Material provided:

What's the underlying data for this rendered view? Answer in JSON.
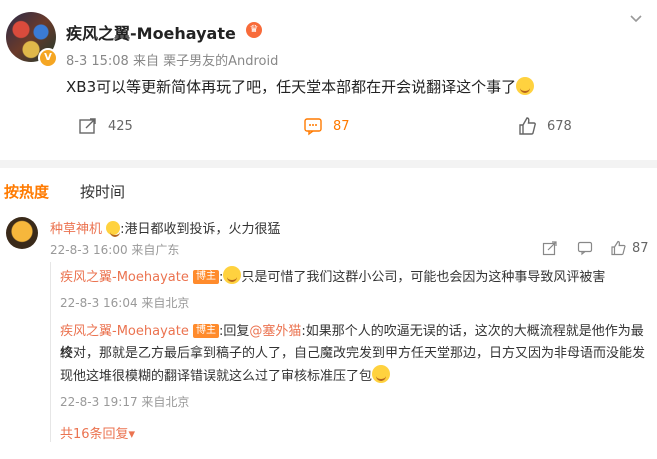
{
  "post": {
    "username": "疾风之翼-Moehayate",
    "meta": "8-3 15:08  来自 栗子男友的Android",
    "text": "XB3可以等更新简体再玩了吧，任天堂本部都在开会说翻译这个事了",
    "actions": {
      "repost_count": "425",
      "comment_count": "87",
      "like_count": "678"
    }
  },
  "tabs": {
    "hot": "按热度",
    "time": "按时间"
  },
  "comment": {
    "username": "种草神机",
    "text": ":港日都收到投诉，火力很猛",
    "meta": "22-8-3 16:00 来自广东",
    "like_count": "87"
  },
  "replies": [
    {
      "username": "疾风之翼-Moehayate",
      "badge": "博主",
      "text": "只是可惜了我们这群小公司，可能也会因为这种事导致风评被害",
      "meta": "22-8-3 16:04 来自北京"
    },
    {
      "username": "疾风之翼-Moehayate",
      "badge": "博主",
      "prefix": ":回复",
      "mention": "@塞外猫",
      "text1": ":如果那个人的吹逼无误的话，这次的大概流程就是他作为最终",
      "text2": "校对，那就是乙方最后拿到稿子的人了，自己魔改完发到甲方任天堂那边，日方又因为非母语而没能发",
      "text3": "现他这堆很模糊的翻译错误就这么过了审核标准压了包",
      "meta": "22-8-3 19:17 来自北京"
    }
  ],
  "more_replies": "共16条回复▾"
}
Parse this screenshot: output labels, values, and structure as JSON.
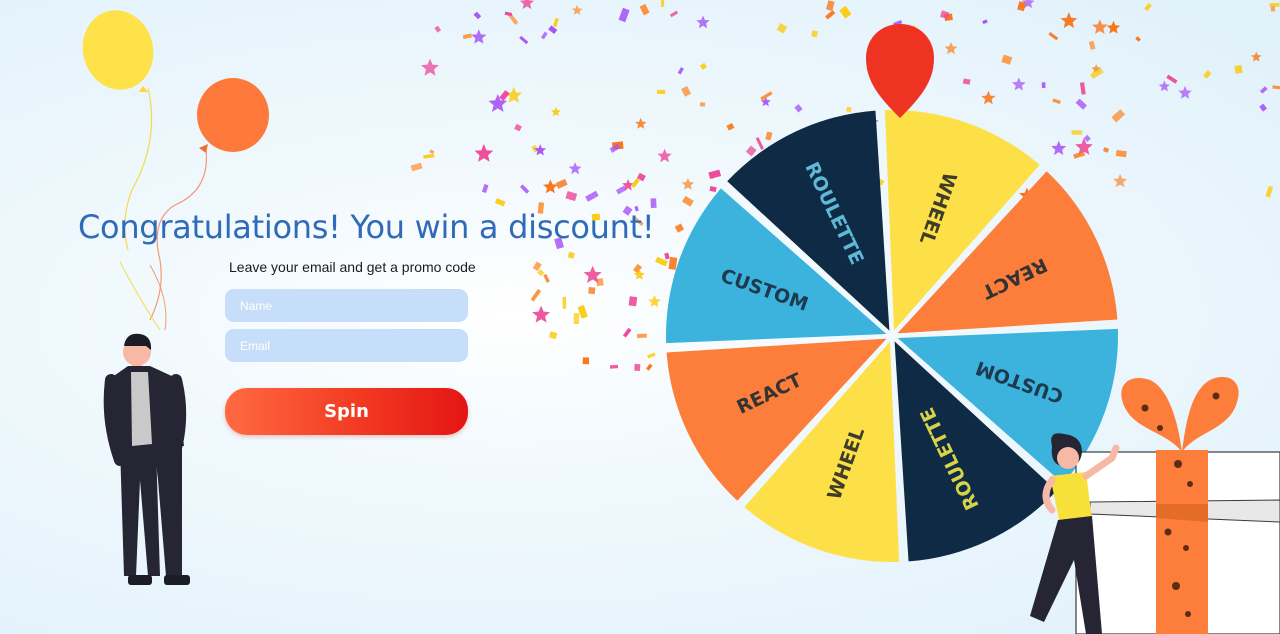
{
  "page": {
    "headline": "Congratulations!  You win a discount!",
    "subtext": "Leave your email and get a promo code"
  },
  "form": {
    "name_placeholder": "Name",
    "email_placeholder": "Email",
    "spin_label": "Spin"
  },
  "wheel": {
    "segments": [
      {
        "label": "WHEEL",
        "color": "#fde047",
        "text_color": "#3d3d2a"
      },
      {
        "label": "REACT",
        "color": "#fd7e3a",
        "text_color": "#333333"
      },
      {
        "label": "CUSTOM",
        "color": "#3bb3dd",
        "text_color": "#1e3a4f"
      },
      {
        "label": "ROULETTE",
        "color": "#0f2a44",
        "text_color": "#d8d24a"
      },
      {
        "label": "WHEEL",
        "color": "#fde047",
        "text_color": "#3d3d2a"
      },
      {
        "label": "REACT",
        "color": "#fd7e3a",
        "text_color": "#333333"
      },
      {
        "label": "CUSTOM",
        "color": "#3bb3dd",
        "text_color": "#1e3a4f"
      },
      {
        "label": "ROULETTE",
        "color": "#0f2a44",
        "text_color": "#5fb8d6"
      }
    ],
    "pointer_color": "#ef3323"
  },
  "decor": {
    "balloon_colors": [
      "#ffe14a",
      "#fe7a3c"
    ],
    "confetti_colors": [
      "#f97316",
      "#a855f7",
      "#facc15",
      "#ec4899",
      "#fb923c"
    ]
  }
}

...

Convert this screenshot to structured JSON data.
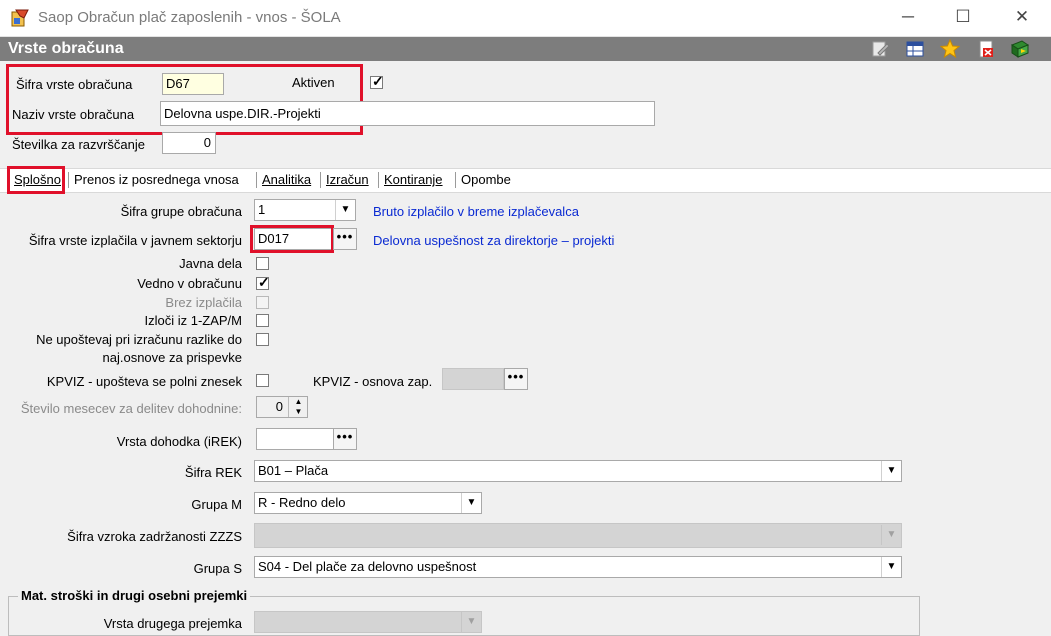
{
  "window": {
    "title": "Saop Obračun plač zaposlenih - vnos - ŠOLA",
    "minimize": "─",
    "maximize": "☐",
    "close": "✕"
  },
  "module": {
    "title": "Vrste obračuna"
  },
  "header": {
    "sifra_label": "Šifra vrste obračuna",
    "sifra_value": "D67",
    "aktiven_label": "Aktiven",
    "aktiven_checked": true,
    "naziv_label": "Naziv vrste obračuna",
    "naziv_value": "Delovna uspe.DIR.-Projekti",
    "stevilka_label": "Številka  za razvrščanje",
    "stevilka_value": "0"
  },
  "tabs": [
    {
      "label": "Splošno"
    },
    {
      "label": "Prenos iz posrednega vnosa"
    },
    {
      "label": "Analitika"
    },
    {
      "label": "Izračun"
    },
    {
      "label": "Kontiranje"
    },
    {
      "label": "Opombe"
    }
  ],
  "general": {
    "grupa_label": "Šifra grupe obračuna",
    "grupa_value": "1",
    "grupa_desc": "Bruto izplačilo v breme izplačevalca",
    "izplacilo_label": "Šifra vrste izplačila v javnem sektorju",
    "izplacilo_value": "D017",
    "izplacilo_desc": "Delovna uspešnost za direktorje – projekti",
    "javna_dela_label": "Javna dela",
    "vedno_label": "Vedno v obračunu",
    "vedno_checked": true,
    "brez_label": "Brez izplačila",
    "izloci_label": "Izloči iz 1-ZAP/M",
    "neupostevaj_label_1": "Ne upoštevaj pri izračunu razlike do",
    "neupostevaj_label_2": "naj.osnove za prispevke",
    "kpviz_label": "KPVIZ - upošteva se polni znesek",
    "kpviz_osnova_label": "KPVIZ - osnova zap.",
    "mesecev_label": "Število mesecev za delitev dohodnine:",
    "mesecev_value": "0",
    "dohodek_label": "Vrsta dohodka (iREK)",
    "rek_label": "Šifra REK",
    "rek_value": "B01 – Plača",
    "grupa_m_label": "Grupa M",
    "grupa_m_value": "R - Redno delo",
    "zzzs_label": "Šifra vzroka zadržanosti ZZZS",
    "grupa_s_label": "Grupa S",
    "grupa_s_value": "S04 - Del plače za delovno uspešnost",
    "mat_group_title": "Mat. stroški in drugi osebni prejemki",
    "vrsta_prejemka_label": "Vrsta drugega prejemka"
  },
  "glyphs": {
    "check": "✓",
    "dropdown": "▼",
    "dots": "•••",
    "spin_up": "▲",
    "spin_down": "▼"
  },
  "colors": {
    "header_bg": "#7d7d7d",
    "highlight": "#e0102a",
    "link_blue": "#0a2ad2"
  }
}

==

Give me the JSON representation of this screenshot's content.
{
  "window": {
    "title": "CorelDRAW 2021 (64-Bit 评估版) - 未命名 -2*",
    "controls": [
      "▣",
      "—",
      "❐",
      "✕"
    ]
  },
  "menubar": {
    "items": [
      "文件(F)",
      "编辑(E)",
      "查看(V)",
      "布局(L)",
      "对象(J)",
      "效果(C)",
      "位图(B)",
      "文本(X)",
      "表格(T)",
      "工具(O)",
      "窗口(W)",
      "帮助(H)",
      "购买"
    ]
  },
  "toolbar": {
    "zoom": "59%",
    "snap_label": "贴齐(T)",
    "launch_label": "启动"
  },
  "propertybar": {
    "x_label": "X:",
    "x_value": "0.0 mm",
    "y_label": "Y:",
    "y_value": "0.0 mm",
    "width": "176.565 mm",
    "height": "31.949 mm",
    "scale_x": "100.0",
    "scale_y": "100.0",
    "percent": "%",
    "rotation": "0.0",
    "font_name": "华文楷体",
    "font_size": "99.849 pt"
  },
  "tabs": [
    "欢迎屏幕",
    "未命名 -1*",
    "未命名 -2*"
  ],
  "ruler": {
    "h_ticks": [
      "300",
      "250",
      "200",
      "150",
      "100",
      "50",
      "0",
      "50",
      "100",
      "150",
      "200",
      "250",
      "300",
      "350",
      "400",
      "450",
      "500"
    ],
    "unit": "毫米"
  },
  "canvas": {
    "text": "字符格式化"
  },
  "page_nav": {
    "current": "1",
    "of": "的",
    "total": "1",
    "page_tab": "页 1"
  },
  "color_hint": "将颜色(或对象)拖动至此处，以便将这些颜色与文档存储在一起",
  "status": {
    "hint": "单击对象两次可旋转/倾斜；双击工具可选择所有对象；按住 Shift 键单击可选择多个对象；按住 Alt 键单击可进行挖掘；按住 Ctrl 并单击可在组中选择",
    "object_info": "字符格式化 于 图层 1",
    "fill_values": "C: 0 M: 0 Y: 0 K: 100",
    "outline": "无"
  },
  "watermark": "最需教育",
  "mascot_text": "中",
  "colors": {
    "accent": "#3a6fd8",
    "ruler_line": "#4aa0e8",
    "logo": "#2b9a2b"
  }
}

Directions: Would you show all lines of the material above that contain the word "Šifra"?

Answer to the problem:
    "sifra_label": "Šifra vrste obračuna",
    "grupa_label": "Šifra grupe obračuna",
    "izplacilo_label": "Šifra vrste izplačila v javnem sektorju",
    "rek_label": "Šifra REK",
    "zzzs_label": "Šifra vzroka zadržanosti ZZZS",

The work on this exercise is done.